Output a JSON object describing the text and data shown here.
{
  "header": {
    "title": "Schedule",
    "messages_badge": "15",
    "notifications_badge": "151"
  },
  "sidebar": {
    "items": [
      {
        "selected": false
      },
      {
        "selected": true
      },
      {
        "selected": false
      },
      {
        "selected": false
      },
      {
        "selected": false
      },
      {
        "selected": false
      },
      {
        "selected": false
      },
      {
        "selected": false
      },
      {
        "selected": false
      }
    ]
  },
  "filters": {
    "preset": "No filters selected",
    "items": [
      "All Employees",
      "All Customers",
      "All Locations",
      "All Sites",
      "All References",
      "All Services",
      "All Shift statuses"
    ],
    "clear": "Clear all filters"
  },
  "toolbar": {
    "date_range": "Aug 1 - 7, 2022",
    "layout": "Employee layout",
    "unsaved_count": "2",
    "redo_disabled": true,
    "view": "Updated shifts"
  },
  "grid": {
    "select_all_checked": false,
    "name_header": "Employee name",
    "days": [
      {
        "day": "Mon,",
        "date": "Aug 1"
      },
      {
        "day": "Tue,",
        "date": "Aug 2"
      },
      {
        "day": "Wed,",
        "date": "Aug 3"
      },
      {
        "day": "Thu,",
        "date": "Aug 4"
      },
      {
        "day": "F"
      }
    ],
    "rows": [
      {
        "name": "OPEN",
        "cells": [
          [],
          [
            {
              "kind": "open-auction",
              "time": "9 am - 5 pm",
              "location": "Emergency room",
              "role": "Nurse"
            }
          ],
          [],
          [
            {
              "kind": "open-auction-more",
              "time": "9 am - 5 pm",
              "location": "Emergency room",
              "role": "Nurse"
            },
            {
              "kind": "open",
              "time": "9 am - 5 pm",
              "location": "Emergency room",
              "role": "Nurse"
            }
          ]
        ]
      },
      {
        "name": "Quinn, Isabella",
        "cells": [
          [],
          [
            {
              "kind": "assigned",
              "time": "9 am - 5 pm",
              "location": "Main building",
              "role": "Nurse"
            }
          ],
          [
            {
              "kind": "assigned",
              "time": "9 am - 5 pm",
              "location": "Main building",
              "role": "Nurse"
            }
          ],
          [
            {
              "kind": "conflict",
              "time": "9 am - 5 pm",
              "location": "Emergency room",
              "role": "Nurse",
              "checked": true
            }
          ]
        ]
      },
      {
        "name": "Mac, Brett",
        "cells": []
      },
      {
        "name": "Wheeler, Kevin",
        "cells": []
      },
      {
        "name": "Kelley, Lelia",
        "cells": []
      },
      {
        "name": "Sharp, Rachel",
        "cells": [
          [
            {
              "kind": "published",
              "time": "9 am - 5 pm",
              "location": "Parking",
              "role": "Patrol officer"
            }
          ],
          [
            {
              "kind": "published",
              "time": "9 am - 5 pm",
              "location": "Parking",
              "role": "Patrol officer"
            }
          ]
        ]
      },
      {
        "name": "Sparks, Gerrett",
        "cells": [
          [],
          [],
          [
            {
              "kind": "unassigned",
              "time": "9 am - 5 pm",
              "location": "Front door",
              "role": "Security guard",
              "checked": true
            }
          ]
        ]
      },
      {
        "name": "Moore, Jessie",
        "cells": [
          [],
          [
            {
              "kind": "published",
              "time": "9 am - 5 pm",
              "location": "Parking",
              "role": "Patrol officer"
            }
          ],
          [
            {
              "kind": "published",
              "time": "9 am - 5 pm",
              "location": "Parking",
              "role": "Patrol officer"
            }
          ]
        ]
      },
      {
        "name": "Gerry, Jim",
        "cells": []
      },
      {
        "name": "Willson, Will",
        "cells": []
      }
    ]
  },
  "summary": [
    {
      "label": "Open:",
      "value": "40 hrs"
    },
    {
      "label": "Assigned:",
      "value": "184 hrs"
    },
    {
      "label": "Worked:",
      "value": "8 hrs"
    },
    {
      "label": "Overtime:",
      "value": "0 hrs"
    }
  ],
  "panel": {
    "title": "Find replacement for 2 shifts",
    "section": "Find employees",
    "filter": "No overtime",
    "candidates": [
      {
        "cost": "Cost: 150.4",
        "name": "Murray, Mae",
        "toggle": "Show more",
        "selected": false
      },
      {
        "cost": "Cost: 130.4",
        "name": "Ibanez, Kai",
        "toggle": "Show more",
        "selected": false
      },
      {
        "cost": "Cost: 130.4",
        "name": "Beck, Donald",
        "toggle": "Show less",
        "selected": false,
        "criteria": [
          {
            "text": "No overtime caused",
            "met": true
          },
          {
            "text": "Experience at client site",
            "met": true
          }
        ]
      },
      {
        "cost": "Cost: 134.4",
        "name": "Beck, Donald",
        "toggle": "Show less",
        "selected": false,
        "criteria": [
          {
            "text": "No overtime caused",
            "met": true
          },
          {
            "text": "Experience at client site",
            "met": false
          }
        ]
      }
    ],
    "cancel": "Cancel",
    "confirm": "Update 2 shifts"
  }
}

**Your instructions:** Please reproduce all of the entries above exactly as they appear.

**Output below:**
Output a JSON object describing the text and data shown here.
{
  "header": {
    "title": "Schedule",
    "messages_badge": "15",
    "notifications_badge": "151"
  },
  "sidebar": {
    "items": [
      {
        "selected": false
      },
      {
        "selected": true
      },
      {
        "selected": false
      },
      {
        "selected": false
      },
      {
        "selected": false
      },
      {
        "selected": false
      },
      {
        "selected": false
      },
      {
        "selected": false
      },
      {
        "selected": false
      }
    ]
  },
  "filters": {
    "preset": "No filters selected",
    "items": [
      "All Employees",
      "All Customers",
      "All Locations",
      "All Sites",
      "All References",
      "All Services",
      "All Shift statuses"
    ],
    "clear": "Clear all filters"
  },
  "toolbar": {
    "date_range": "Aug 1 - 7, 2022",
    "layout": "Employee layout",
    "unsaved_count": "2",
    "redo_disabled": true,
    "view": "Updated shifts"
  },
  "grid": {
    "select_all_checked": false,
    "name_header": "Employee name",
    "days": [
      {
        "day": "Mon,",
        "date": "Aug 1"
      },
      {
        "day": "Tue,",
        "date": "Aug 2"
      },
      {
        "day": "Wed,",
        "date": "Aug 3"
      },
      {
        "day": "Thu,",
        "date": "Aug 4"
      },
      {
        "day": "F"
      }
    ],
    "rows": [
      {
        "name": "OPEN",
        "cells": [
          [],
          [
            {
              "kind": "open-auction",
              "time": "9 am - 5 pm",
              "location": "Emergency room",
              "role": "Nurse"
            }
          ],
          [],
          [
            {
              "kind": "open-auction-more",
              "time": "9 am - 5 pm",
              "location": "Emergency room",
              "role": "Nurse"
            },
            {
              "kind": "open",
              "time": "9 am - 5 pm",
              "location": "Emergency room",
              "role": "Nurse"
            }
          ]
        ]
      },
      {
        "name": "Quinn, Isabella",
        "cells": [
          [],
          [
            {
              "kind": "assigned",
              "time": "9 am - 5 pm",
              "location": "Main building",
              "role": "Nurse"
            }
          ],
          [
            {
              "kind": "assigned",
              "time": "9 am - 5 pm",
              "location": "Main building",
              "role": "Nurse"
            }
          ],
          [
            {
              "kind": "conflict",
              "time": "9 am - 5 pm",
              "location": "Emergency room",
              "role": "Nurse",
              "checked": true
            }
          ]
        ]
      },
      {
        "name": "Mac, Brett",
        "cells": []
      },
      {
        "name": "Wheeler, Kevin",
        "cells": []
      },
      {
        "name": "Kelley, Lelia",
        "cells": []
      },
      {
        "name": "Sharp, Rachel",
        "cells": [
          [
            {
              "kind": "published",
              "time": "9 am - 5 pm",
              "location": "Parking",
              "role": "Patrol officer"
            }
          ],
          [
            {
              "kind": "published",
              "time": "9 am - 5 pm",
              "location": "Parking",
              "role": "Patrol officer"
            }
          ]
        ]
      },
      {
        "name": "Sparks, Gerrett",
        "cells": [
          [],
          [],
          [
            {
              "kind": "unassigned",
              "time": "9 am - 5 pm",
              "location": "Front door",
              "role": "Security guard",
              "checked": true
            }
          ]
        ]
      },
      {
        "name": "Moore, Jessie",
        "cells": [
          [],
          [
            {
              "kind": "published",
              "time": "9 am - 5 pm",
              "location": "Parking",
              "role": "Patrol officer"
            }
          ],
          [
            {
              "kind": "published",
              "time": "9 am - 5 pm",
              "location": "Parking",
              "role": "Patrol officer"
            }
          ]
        ]
      },
      {
        "name": "Gerry, Jim",
        "cells": []
      },
      {
        "name": "Willson, Will",
        "cells": []
      }
    ]
  },
  "summary": [
    {
      "label": "Open:",
      "value": "40 hrs"
    },
    {
      "label": "Assigned:",
      "value": "184 hrs"
    },
    {
      "label": "Worked:",
      "value": "8 hrs"
    },
    {
      "label": "Overtime:",
      "value": "0 hrs"
    }
  ],
  "panel": {
    "title": "Find replacement for 2 shifts",
    "section": "Find employees",
    "filter": "No overtime",
    "candidates": [
      {
        "cost": "Cost: 150.4",
        "name": "Murray, Mae",
        "toggle": "Show more",
        "selected": false
      },
      {
        "cost": "Cost: 130.4",
        "name": "Ibanez, Kai",
        "toggle": "Show more",
        "selected": false
      },
      {
        "cost": "Cost: 130.4",
        "name": "Beck, Donald",
        "toggle": "Show less",
        "selected": false,
        "criteria": [
          {
            "text": "No overtime caused",
            "met": true
          },
          {
            "text": "Experience at client site",
            "met": true
          }
        ]
      },
      {
        "cost": "Cost: 134.4",
        "name": "Beck, Donald",
        "toggle": "Show less",
        "selected": false,
        "criteria": [
          {
            "text": "No overtime caused",
            "met": true
          },
          {
            "text": "Experience at client site",
            "met": false
          }
        ]
      }
    ],
    "cancel": "Cancel",
    "confirm": "Update 2 shifts"
  }
}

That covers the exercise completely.